I've been encouraging are prisoners through the remote worship services and through other posts to remain grounded in a time that could lead to a lot of anxiety and panic. Prayer, meditation, reading scripture and other good inspirational materials. Reaching out to others remotely as well.

I have been blessed with a wonderful team of I. T. Experts that have been working tirelessly to make sure social media covers everything we're doing. We are also reaching out to those who are not connected to social media or have computers by regular mail. This of course it is slower then texting or emailing but with that and personal phone calls to those who are especially unable to get out of their homes in normal times, we are trying to stay as connected as possible.

As a pastor this makes it very difficult because human touch and the human presence is so essential to the human spirit. I've been encouraging my visitation team to reach out by telephone as well.

See, when the people shouted hosanna, they weren’t praising Jesus for who he is, the savior and the answer. They were screaming at him to take action.  Do what you were sent to do. Do it to the fullest. And do it now.

Hosanna is a funny word – it means Lord Save Now!

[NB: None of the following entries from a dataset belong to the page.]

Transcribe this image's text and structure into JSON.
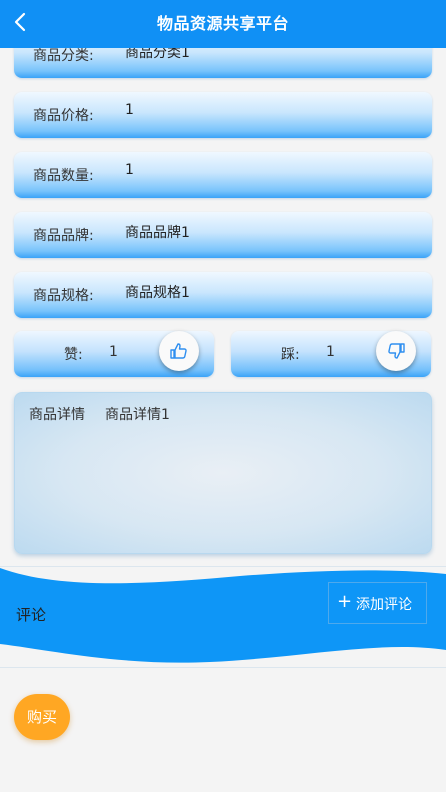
{
  "header": {
    "title": "物品资源共享平台",
    "back_icon": "chevron-left-icon",
    "background": "#1090f5"
  },
  "fields": [
    {
      "label": "商品分类:",
      "value": "商品分类1"
    },
    {
      "label": "商品价格:",
      "value": "1"
    },
    {
      "label": "商品数量:",
      "value": "1"
    },
    {
      "label": "商品品牌:",
      "value": "商品品牌1"
    },
    {
      "label": "商品规格:",
      "value": "商品规格1"
    }
  ],
  "votes": {
    "like": {
      "label": "赞:",
      "count": "1",
      "icon": "thumbs-up-icon"
    },
    "dislike": {
      "label": "踩:",
      "count": "1",
      "icon": "thumbs-down-icon"
    }
  },
  "detail": {
    "label": "商品详情",
    "value": "商品详情1"
  },
  "comments": {
    "label": "评论",
    "add_button": {
      "plus": "+",
      "label": "添加评论"
    },
    "band_color": "#0e96f7"
  },
  "buy_button": {
    "label": "购买",
    "color": "#ffa723"
  }
}
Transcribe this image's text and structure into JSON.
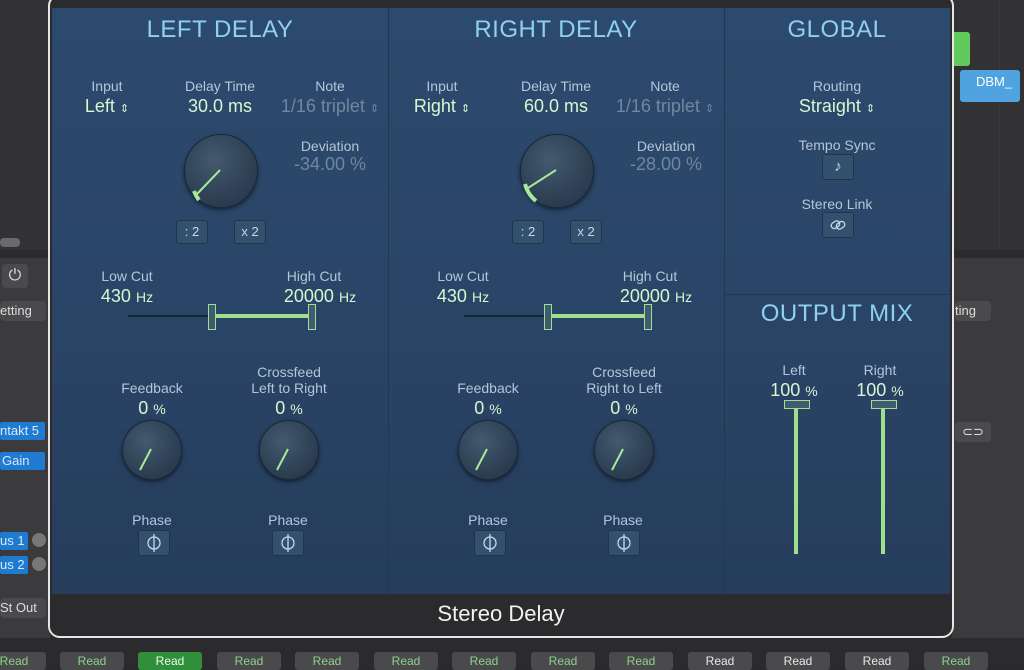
{
  "plugin": {
    "name": "Stereo Delay",
    "left": {
      "title": "LEFT DELAY",
      "input_label": "Input",
      "input_value": "Left",
      "delay_time_label": "Delay Time",
      "delay_time_value": "30.0 ms",
      "note_label": "Note",
      "note_value": "1/16 triplet",
      "deviation_label": "Deviation",
      "deviation_value": "-34.00 %",
      "half_button": ": 2",
      "double_button": "x 2",
      "low_cut_label": "Low Cut",
      "low_cut_value": "430",
      "low_cut_unit": "Hz",
      "high_cut_label": "High Cut",
      "high_cut_value": "20000",
      "high_cut_unit": "Hz",
      "feedback_label": "Feedback",
      "feedback_value": "0",
      "feedback_unit": "%",
      "crossfeed_label_1": "Crossfeed",
      "crossfeed_label_2": "Left to Right",
      "crossfeed_value": "0",
      "crossfeed_unit": "%",
      "phase_label_1": "Phase",
      "phase_label_2": "Phase"
    },
    "right": {
      "title": "RIGHT DELAY",
      "input_label": "Input",
      "input_value": "Right",
      "delay_time_label": "Delay Time",
      "delay_time_value": "60.0 ms",
      "note_label": "Note",
      "note_value": "1/16 triplet",
      "deviation_label": "Deviation",
      "deviation_value": "-28.00 %",
      "half_button": ": 2",
      "double_button": "x 2",
      "low_cut_label": "Low Cut",
      "low_cut_value": "430",
      "low_cut_unit": "Hz",
      "high_cut_label": "High Cut",
      "high_cut_value": "20000",
      "high_cut_unit": "Hz",
      "feedback_label": "Feedback",
      "feedback_value": "0",
      "feedback_unit": "%",
      "crossfeed_label_1": "Crossfeed",
      "crossfeed_label_2": "Right to Left",
      "crossfeed_value": "0",
      "crossfeed_unit": "%",
      "phase_label_1": "Phase",
      "phase_label_2": "Phase"
    },
    "global": {
      "title": "GLOBAL",
      "routing_label": "Routing",
      "routing_value": "Straight",
      "tempo_sync_label": "Tempo Sync",
      "stereo_link_label": "Stereo Link"
    },
    "output_mix": {
      "title": "OUTPUT MIX",
      "left_label": "Left",
      "left_value": "100",
      "left_unit": "%",
      "right_label": "Right",
      "right_value": "100",
      "right_unit": "%"
    }
  },
  "background": {
    "track_region": "DBM_",
    "left_pills": [
      "etting",
      "ntakt 5",
      "Gain",
      "us 1",
      "us 2",
      "St Out"
    ],
    "right_pill": "ting",
    "read_label": "Read"
  },
  "colors": {
    "accent_value": "#d7f7d0",
    "section_title": "#8fd0f0",
    "panel_blue": "#2a4466",
    "slider_green": "#9fe08f"
  }
}
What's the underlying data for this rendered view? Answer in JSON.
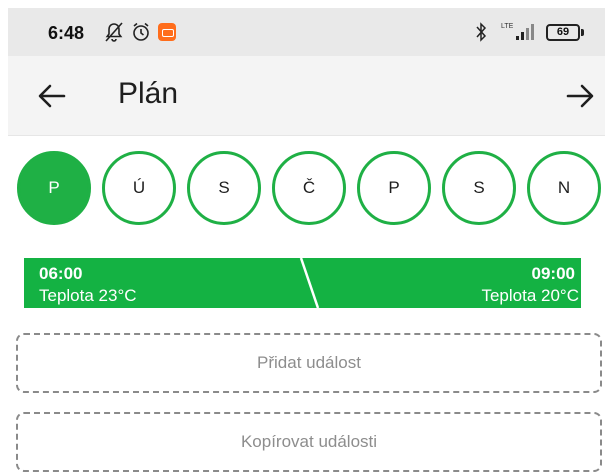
{
  "status_bar": {
    "time": "6:48",
    "lte": "LTE",
    "battery": "69",
    "icons": [
      "bell-off-icon",
      "alarm-icon",
      "app-notification-icon",
      "bluetooth-icon",
      "signal-icon",
      "battery-icon"
    ]
  },
  "header": {
    "title": "Plán",
    "back_icon": "arrow-left-icon",
    "forward_icon": "arrow-right-icon"
  },
  "days": [
    {
      "label": "P",
      "active": true
    },
    {
      "label": "Ú",
      "active": false
    },
    {
      "label": "S",
      "active": false
    },
    {
      "label": "Č",
      "active": false
    },
    {
      "label": "P",
      "active": false
    },
    {
      "label": "S",
      "active": false
    },
    {
      "label": "N",
      "active": false
    }
  ],
  "event": {
    "start_time": "06:00",
    "start_temp": "Teplota 23°C",
    "end_time": "09:00",
    "end_temp": "Teplota 20°C"
  },
  "actions": {
    "add_event": "Přidat událost",
    "copy_events": "Kopírovat události"
  },
  "colors": {
    "accent": "#1fb045",
    "status_bar": "#e9e9e9",
    "app_bar": "#f4f4f4"
  }
}
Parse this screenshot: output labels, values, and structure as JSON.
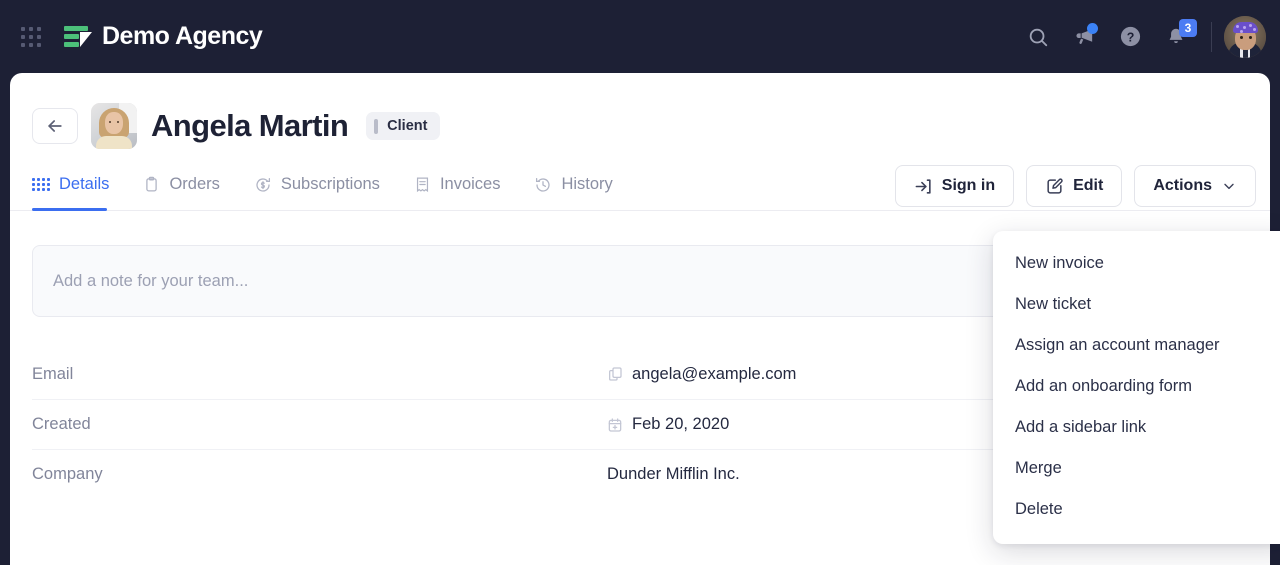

And what does Jesus do – he marches into the temple and turns over the money changing tables and the corruption that keeps the poor poor and he does do what he came to do, he wages war on the powerful, and upon the bondage they put the weak in.

Shouting Hosanna takes on a whole new meaning now, does it not. Because the promise of hosanna isn’t for today, it is for a future day. A day when Jesus will be allowed to be King of everything and everyone. Right now, for some reason that is in keeping with God’s sovereignty – that God allows – the earth is in pain. Not only with coronavirus – that is just the presenting symptom – like that kid that is acting out – he is just an indication that the family is dysfunctional. So, coronavirus is a symptom that the earth itself is dysfunctional.

Hosanna is a cry for help. It is a plea to God. it is a cry for help. Save now O God.

If ever there was a day to shout hosanna it is today. Because we are made more keenly aware of the dysfunction that already exists. Homelessness, hunger, poor healthcare, poisoned waters, raped forests, weather patterns we’ve never seen, and because of what we have done to the world and to each other we cry hosanna. Save Lord. Save now. Save us from ourselves save us from further damage to the poor. Turn our hearts round. Let us sing once again joy and gladness. Turn our morning into joy, our ashes into praise to God.

If ever there was a day to shout hosanna – Lord, save now – it is today.

See one day Jesus will break through the clouds and in radiant glory, in kingly majesty he will come and make all wrongs right. The poor will become rich. The weak will be put in positions of power. And the waters will flow clean once again.

But sisters and brothers until then we are the hosannas people are crying out for, aren’t we?  We – the body of Christ – the people of God – the hands and feet of the Almighty. If ever there was a day to shout hosanna – Lord, save now – it is today.

And then turn around and be the Body of Jesus.

We too must remember the poor. Because the poor have no options. Unless we give it to them.